*** DATA FOR THIS TASK Section Begins ***
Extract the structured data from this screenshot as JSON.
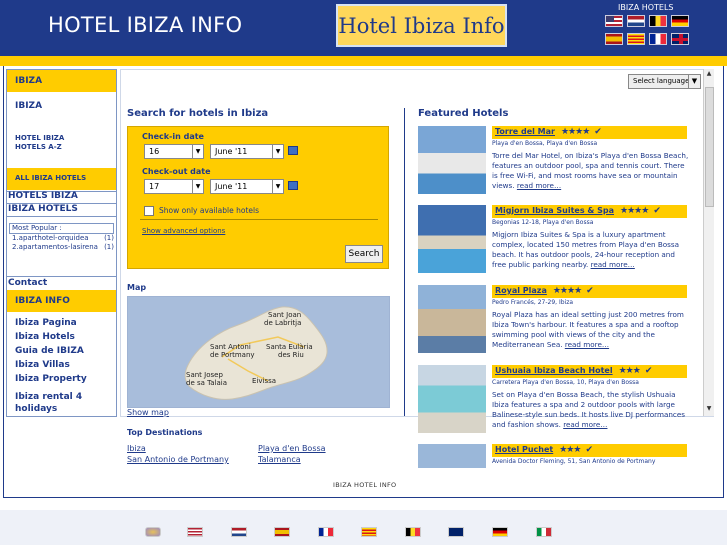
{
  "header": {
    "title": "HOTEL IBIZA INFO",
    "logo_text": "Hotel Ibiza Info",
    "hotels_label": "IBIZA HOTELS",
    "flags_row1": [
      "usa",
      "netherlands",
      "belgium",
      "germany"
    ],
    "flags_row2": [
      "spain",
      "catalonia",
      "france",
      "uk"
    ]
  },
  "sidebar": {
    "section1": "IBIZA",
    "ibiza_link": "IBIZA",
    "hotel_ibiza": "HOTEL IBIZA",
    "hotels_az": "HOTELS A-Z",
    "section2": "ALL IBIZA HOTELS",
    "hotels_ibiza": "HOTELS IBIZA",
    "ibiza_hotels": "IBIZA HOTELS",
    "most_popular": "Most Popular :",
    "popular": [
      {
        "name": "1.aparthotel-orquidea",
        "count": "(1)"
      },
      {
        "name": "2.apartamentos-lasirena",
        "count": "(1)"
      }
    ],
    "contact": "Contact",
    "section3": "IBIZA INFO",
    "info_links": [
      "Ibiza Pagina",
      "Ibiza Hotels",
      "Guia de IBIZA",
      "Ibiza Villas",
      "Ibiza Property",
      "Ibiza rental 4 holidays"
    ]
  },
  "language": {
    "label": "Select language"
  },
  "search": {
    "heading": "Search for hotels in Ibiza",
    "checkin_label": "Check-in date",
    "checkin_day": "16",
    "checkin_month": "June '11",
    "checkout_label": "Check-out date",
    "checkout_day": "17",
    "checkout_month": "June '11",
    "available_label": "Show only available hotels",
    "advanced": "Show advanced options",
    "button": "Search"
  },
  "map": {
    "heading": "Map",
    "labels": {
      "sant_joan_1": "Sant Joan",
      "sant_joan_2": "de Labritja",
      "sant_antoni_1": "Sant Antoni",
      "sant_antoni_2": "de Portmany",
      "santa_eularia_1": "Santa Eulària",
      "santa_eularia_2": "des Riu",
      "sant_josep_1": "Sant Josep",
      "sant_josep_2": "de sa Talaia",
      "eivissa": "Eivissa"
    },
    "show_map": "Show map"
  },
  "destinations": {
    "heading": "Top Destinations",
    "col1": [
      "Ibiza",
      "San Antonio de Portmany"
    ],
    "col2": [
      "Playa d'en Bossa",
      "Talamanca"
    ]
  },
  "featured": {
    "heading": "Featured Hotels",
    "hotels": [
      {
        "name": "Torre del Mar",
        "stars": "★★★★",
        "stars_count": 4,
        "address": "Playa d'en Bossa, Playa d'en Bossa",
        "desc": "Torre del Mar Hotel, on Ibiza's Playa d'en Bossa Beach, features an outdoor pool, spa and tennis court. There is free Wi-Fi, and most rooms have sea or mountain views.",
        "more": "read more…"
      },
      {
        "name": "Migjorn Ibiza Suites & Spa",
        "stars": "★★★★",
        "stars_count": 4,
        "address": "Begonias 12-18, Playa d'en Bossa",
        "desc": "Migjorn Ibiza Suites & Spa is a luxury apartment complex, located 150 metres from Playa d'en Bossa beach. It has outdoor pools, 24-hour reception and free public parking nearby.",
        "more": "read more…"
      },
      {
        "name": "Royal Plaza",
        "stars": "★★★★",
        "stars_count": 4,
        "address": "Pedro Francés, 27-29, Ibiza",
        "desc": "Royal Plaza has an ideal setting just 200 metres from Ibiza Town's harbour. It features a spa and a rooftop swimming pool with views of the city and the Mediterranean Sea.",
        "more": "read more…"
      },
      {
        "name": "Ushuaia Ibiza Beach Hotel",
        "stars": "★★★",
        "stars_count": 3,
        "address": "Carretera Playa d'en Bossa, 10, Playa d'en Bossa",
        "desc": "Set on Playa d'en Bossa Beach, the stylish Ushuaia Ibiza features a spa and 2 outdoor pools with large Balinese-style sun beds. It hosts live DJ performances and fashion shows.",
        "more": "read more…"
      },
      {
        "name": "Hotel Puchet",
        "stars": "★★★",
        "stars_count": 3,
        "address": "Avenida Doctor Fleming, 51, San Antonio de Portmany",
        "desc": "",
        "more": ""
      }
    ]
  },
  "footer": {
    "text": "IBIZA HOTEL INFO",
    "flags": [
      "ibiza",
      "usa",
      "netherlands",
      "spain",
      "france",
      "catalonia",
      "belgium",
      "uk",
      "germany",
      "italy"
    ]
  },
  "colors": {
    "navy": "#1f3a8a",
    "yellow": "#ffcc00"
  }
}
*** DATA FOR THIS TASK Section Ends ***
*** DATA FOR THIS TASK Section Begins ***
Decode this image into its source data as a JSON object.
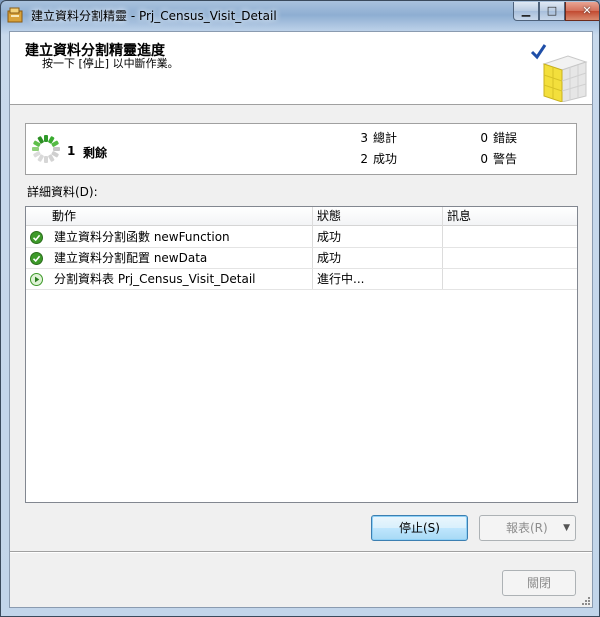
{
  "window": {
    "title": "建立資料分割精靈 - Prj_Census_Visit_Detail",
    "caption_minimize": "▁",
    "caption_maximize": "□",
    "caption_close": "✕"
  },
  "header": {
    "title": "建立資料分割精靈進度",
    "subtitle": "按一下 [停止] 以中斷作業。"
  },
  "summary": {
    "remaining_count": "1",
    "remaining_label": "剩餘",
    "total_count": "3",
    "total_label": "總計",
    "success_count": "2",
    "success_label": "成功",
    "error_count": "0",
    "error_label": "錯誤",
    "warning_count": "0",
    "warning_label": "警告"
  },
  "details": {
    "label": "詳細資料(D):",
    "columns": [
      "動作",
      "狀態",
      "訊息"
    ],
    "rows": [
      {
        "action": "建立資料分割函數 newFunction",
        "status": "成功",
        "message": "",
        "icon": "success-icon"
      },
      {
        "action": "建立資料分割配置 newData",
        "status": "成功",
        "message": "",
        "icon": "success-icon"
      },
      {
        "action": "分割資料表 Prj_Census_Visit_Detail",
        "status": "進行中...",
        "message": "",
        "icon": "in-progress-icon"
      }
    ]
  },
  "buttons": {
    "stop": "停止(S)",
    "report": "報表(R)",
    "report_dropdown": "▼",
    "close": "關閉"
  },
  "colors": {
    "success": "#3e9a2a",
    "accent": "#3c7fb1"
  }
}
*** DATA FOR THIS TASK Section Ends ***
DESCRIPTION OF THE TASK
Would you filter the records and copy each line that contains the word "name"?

TASK SOLUTION
        "name": "1.aparthotel-orquidea",
        "name": "2.apartamentos-lasirena",
        "name": "Torre del Mar",
        "name": "Migjorn Ibiza Suites & Spa",
        "name": "Royal Plaza",
        "name": "Ushuaia Ibiza Beach Hotel",
        "name": "Hotel Puchet",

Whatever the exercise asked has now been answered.